Naturally, the consultant’s contribution drops out, because it is the child, not the consultant, who is communicating distress.”

He describes the simplicity of the technique in the following way:

“At a suitable moment after the arrival of the patient, usually after asking the parent to go to the waiting-room, I say to the child: “Let’s play something. I know what I would like to play and I’ll show you.” I have a table between the child and myself, with paper and two pencils. First I take some of the paper and tear the sheets in half, giving the impression that what we are doing is not frantically important, and then I begin to explain. I say, “This game that I like playing has no rules. I just take my pencil and go like that …,” and I probably screw up my eyes and do a squiggle blind. I go on with my explanation and say, “You show me if that looks like anything to you or if you can make it into anything, and afterwards you do the same for me and I will see if I can make something of yours.”

This is all there is by way of technique, and it has to be emphasised that I am absolutely flexible even at this very early stage, so that if the child wishes to draw or to talk or to play with toys or to make music or to romp, I feel free to fit in with the child’s wishes. Often a boy will want to play what he calls a “points game”; that is to say, something that can be won or lost. Nevertheless, in a high proportion of first-interview cases the child fits in sufficiently long with my wishes and with what I like playing for some progress to be made. Soon the rewards begin to come in, so that the game continues.
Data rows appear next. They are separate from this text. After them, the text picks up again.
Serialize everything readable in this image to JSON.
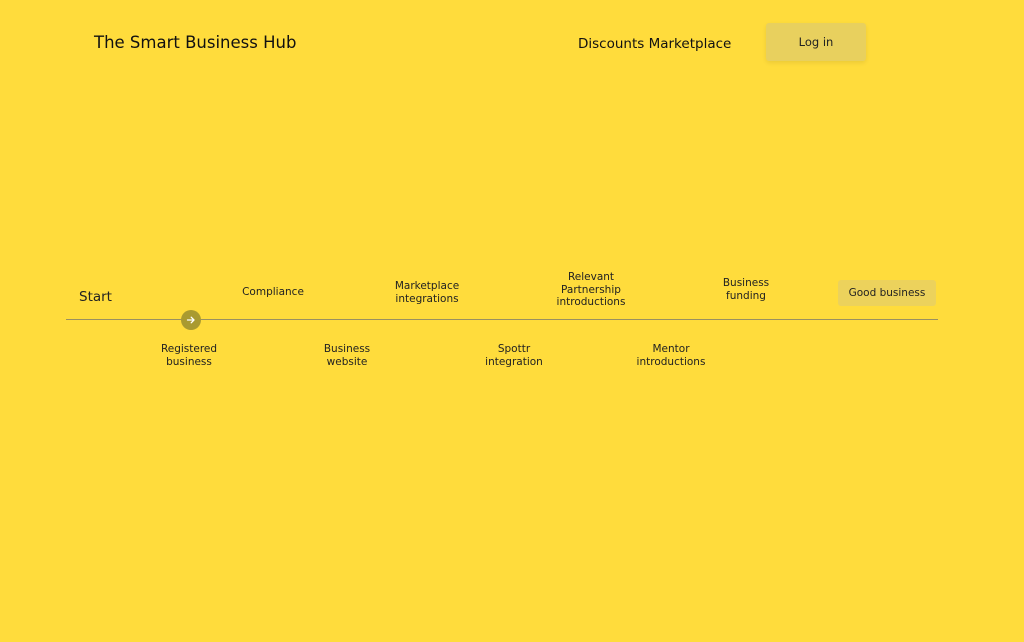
{
  "header": {
    "brand": "The Smart Business Hub",
    "nav_discounts": "Discounts Marketplace",
    "login_label": "Log in"
  },
  "timeline": {
    "start_label": "Start",
    "marker_icon": "arrow-right-icon",
    "steps_above": [
      "Compliance",
      "Marketplace\nintegrations",
      "Relevant\nPartnership\nintroductions",
      "Business\nfunding"
    ],
    "steps_below": [
      "Registered\nbusiness",
      "Business\nwebsite",
      "Spottr\nintegration",
      "Mentor\nintroductions"
    ],
    "goal": "Good business"
  },
  "colors": {
    "background": "#FFDC3C",
    "button_bg": "#E8D05E",
    "marker": "#A99A30",
    "line": "#9a9060"
  }
}
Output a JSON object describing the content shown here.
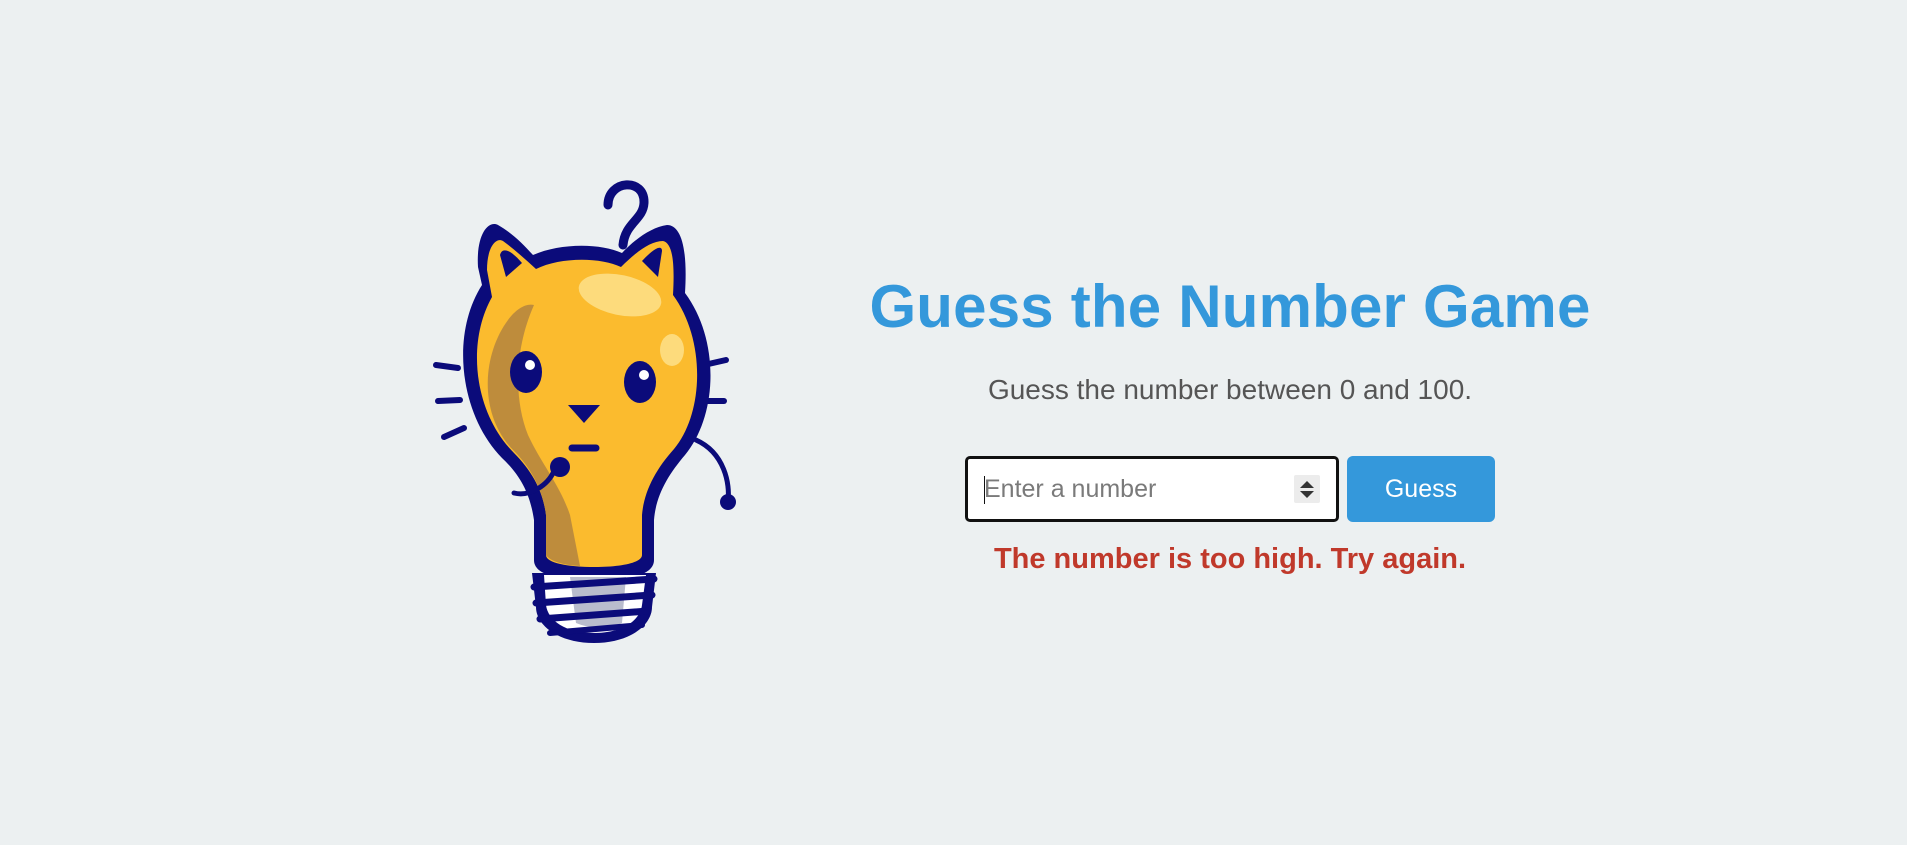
{
  "illustration": {
    "icon": "lightbulb-cat-icon",
    "colors": {
      "outline": "#0b0b7a",
      "bulb": "#fbbb2e",
      "shade": "#b7873e",
      "highlight": "#fde08a",
      "base": "#b9bccd"
    }
  },
  "game": {
    "title": "Guess the Number Game",
    "instructions": "Guess the number between 0 and 100.",
    "input": {
      "placeholder": "Enter a number",
      "value": ""
    },
    "guess_label": "Guess",
    "feedback": "The number is too high. Try again."
  },
  "colors": {
    "background": "#ecf0f1",
    "accent": "#3498db",
    "error": "#c0392b",
    "text": "#555555"
  }
}
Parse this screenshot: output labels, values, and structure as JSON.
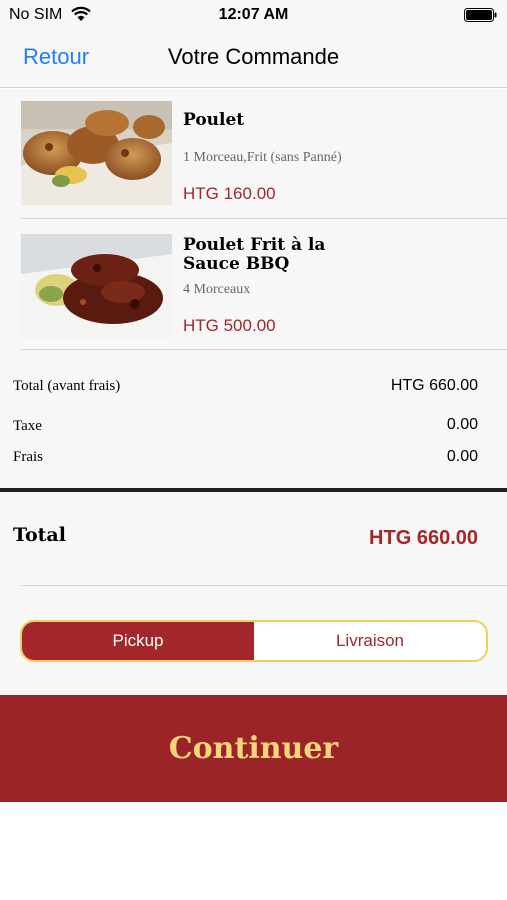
{
  "status_bar": {
    "carrier": "No SIM",
    "time": "12:07 AM"
  },
  "nav": {
    "back_label": "Retour",
    "title": "Votre Commande"
  },
  "items": [
    {
      "name": "Poulet",
      "description": "1 Morceau,Frit (sans Panné)",
      "price": "HTG 160.00",
      "image": "fried-chicken-photo"
    },
    {
      "name": "Poulet Frit à la Sauce BBQ",
      "description": "4 Morceaux",
      "price": "HTG 500.00",
      "image": "bbq-chicken-photo"
    }
  ],
  "summary": {
    "subtotal_label": "Total (avant frais)",
    "subtotal_value": "HTG 660.00",
    "tax_label": "Taxe",
    "tax_value": "0.00",
    "fees_label": "Frais",
    "fees_value": "0.00"
  },
  "total": {
    "label": "Total",
    "value": "HTG 660.00"
  },
  "delivery_mode": {
    "options": [
      "Pickup",
      "Livraison"
    ],
    "selected": "Pickup"
  },
  "continue_label": "Continuer",
  "colors": {
    "accent": "#a3262b",
    "button_bg": "#9b2428",
    "button_text": "#f7d57a",
    "segment_border": "#f0cf57",
    "link": "#1f7ff4"
  }
}
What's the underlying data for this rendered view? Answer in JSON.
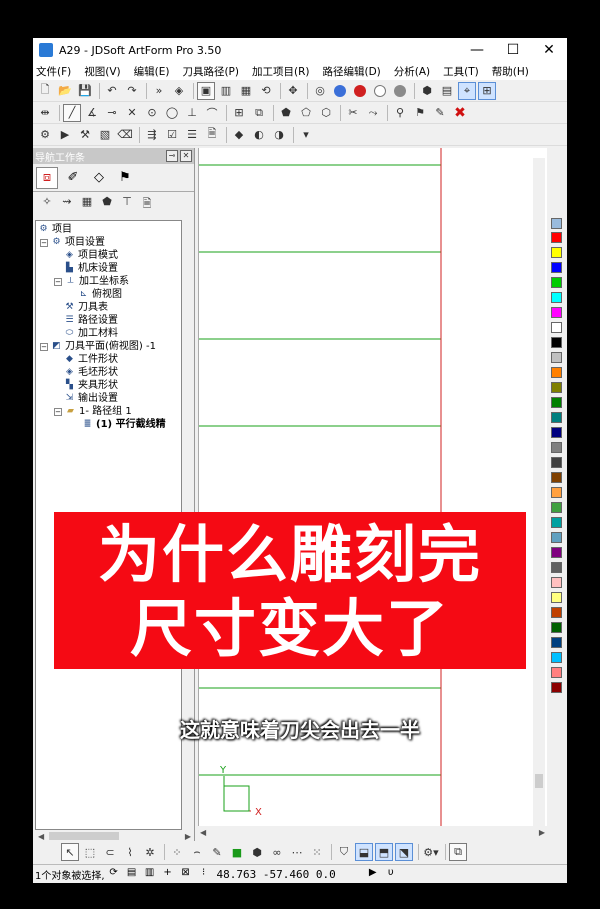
{
  "window": {
    "title": "A29 - JDSoft ArtForm Pro 3.50",
    "controls": {
      "minimize": "—",
      "maximize": "☐",
      "close": "✕"
    }
  },
  "menu": [
    "文件(F)",
    "视图(V)",
    "编辑(E)",
    "刀具路径(P)",
    "加工项目(R)",
    "路径编辑(D)",
    "分析(A)",
    "工具(T)",
    "帮助(H)"
  ],
  "toolbar": {
    "render_ball_colors": [
      "#3b6fd8",
      "#d02020",
      "#ffffff",
      "#8a8a8a"
    ]
  },
  "nav_panel": {
    "title": "导航工作条",
    "pin_icon": "pin-icon",
    "close_icon": "close-icon"
  },
  "tree": {
    "root": "项目",
    "project_settings": "项目设置",
    "project_mode": "项目模式",
    "machine_settings": "机床设置",
    "machining_coords": "加工坐标系",
    "top_view": "俯视图",
    "tool_table": "刀具表",
    "path_settings": "路径设置",
    "material": "加工材料",
    "tool_plane": "刀具平面(俯视图) -1",
    "workpiece_shape": "工件形状",
    "blank_shape": "毛坯形状",
    "fixture_shape": "夹具形状",
    "output_settings": "输出设置",
    "path_group": "1- 路径组 1",
    "path_item": "(1) 平行截线精"
  },
  "viewport": {
    "axis_x_label": "X",
    "axis_y_label": "Y",
    "axis_color_x": "#d02020",
    "axis_color_y": "#1aa01a",
    "grid_line_color": "#1aa01a",
    "boundary_line_color": "#d02020"
  },
  "palette_colors": [
    "#ff0000",
    "#ffff00",
    "#0000ff",
    "#00cc00",
    "#00ffff",
    "#ff00ff",
    "#ffffff",
    "#000000",
    "#c0c0c0",
    "#ff8000",
    "#808000",
    "#008000",
    "#008080",
    "#000080",
    "#808080",
    "#404040",
    "#804000",
    "#ffa040",
    "#40a040",
    "#00a0a0",
    "#60a0c0",
    "#800080",
    "#606060",
    "#ffc0c0",
    "#ffff80",
    "#c04000",
    "#006000",
    "#004080",
    "#00c0ff",
    "#ff8080",
    "#8b0000"
  ],
  "status": {
    "selection_text": "1个对象被选择,",
    "coords": "48.763 -57.460 0.0"
  },
  "overlay": {
    "banner_line1": "为什么雕刻完",
    "banner_line2": "尺寸变大了",
    "subtitle": "这就意味着刀尖会出去一半"
  }
}
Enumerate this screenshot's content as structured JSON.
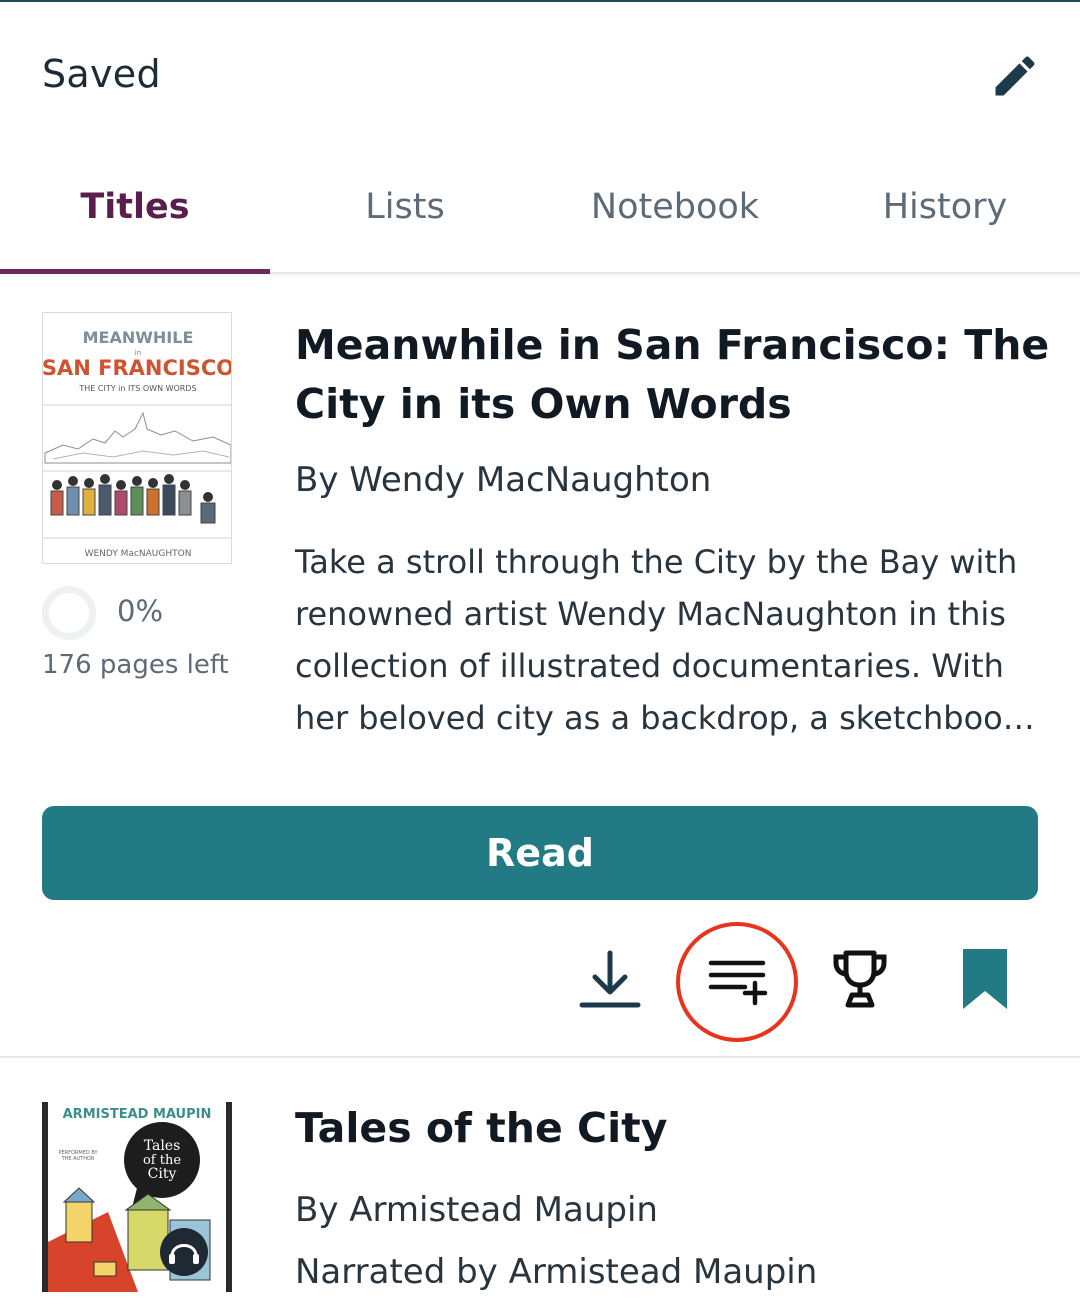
{
  "header": {
    "title": "Saved",
    "edit_icon": "pencil-icon"
  },
  "tabs": [
    {
      "label": "Titles",
      "active": true
    },
    {
      "label": "Lists",
      "active": false
    },
    {
      "label": "Notebook",
      "active": false
    },
    {
      "label": "History",
      "active": false
    }
  ],
  "books": [
    {
      "title": "Meanwhile in San Francisco: The City in its Own Words",
      "author": "By Wendy MacNaughton",
      "description": "Take a stroll through the City by the Bay with renowned artist Wendy MacNaughton in this collection of illustrated documentaries. With her beloved city as a backdrop, a sketchboo…",
      "progress_percent": "0%",
      "progress_value": 0,
      "pages_left": "176 pages left",
      "read_label": "Read",
      "cover": {
        "line1": "MEANWHILE",
        "line2": "in",
        "line3": "SAN FRANCISCO",
        "line4": "THE CITY in ITS OWN WORDS",
        "line5": "WENDY MacNAUGHTON"
      },
      "actions": [
        "download-icon",
        "add-to-list-icon",
        "trophy-icon",
        "bookmark-icon"
      ]
    },
    {
      "title": "Tales of the City",
      "author": "By Armistead Maupin",
      "narrator": "Narrated by Armistead Maupin",
      "cover": {
        "top": "ARMISTEAD MAUPIN",
        "bubble1": "Tales",
        "bubble2": "of the",
        "bubble3": "City",
        "small1": "PERFORMED BY",
        "small2": "THE AUTHOR"
      }
    }
  ],
  "colors": {
    "accent_tab": "#6b2a5c",
    "read_button": "#217a84",
    "highlight": "#e8341d",
    "bookmark": "#217a84"
  }
}
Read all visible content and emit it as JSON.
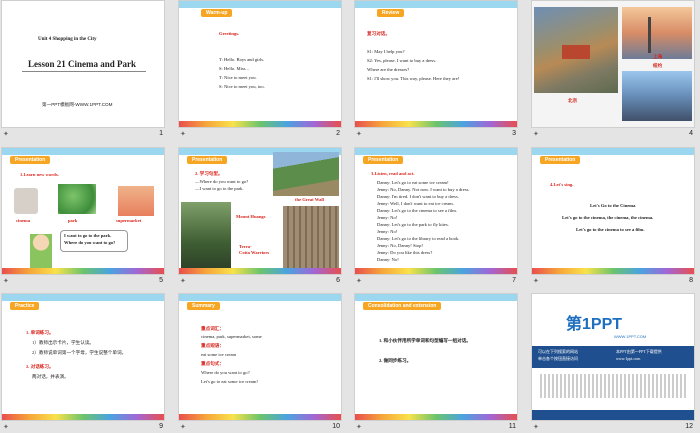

Often in an hour we have done twenty to thirty drawings together, and gradually the significance of these composite drawings has become deeper and deeper, and is felt by the child to be part of communication of significance.”